The records below are to be output exactly, except for their pictures.

"""

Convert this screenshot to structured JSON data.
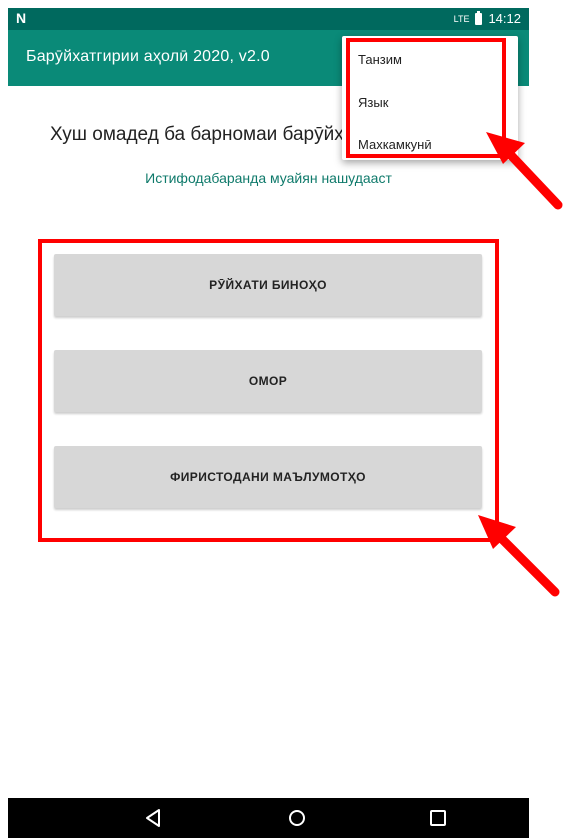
{
  "status_bar": {
    "notification_icon": "N",
    "network": "LTE",
    "time": "14:12"
  },
  "app_bar": {
    "title": "Барӯйхатгирии аҳолӣ 2020, v2.0"
  },
  "main": {
    "welcome_text": "Хуш омадед ба барномаи барӯйх",
    "user_status": "Истифодабаранда муайян нашудааст",
    "buttons": [
      {
        "label": "РӮЙХАТИ БИНОҲО"
      },
      {
        "label": "ОМОР"
      },
      {
        "label": "ФИРИСТОДАНИ МАЪЛУМОТҲО"
      }
    ]
  },
  "overflow_menu": {
    "items": [
      {
        "label": "Танзим"
      },
      {
        "label": "Язык"
      },
      {
        "label": "Махкамкунӣ"
      }
    ]
  },
  "annotations": {
    "highlight_color": "#ff0000"
  },
  "nav_bar": {
    "icons": [
      "back-icon",
      "home-icon",
      "recents-icon"
    ]
  },
  "colors": {
    "status_bar": "#00695e",
    "app_bar": "#0a8a78",
    "accent_text": "#0f7a6b",
    "button_bg": "#d7d7d7"
  }
}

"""

RESPONSE TO THIS EXERCISE =>
Convert this screenshot to structured JSON data.
{
  "status_bar": {
    "notification_icon": "N",
    "network": "LTE",
    "time": "14:12"
  },
  "app_bar": {
    "title": "Барӯйхатгирии аҳолӣ 2020, v2.0"
  },
  "main": {
    "welcome_text": "Хуш омадед ба барномаи барӯйх",
    "user_status": "Истифодабаранда муайян нашудааст",
    "buttons": [
      {
        "label": "РӮЙХАТИ БИНОҲО"
      },
      {
        "label": "ОМОР"
      },
      {
        "label": "ФИРИСТОДАНИ МАЪЛУМОТҲО"
      }
    ]
  },
  "overflow_menu": {
    "items": [
      {
        "label": "Танзим"
      },
      {
        "label": "Язык"
      },
      {
        "label": "Махкамкунӣ"
      }
    ]
  },
  "annotations": {
    "highlight_color": "#ff0000"
  },
  "nav_bar": {
    "icons": [
      "back-icon",
      "home-icon",
      "recents-icon"
    ]
  },
  "colors": {
    "status_bar": "#00695e",
    "app_bar": "#0a8a78",
    "accent_text": "#0f7a6b",
    "button_bg": "#d7d7d7"
  }
}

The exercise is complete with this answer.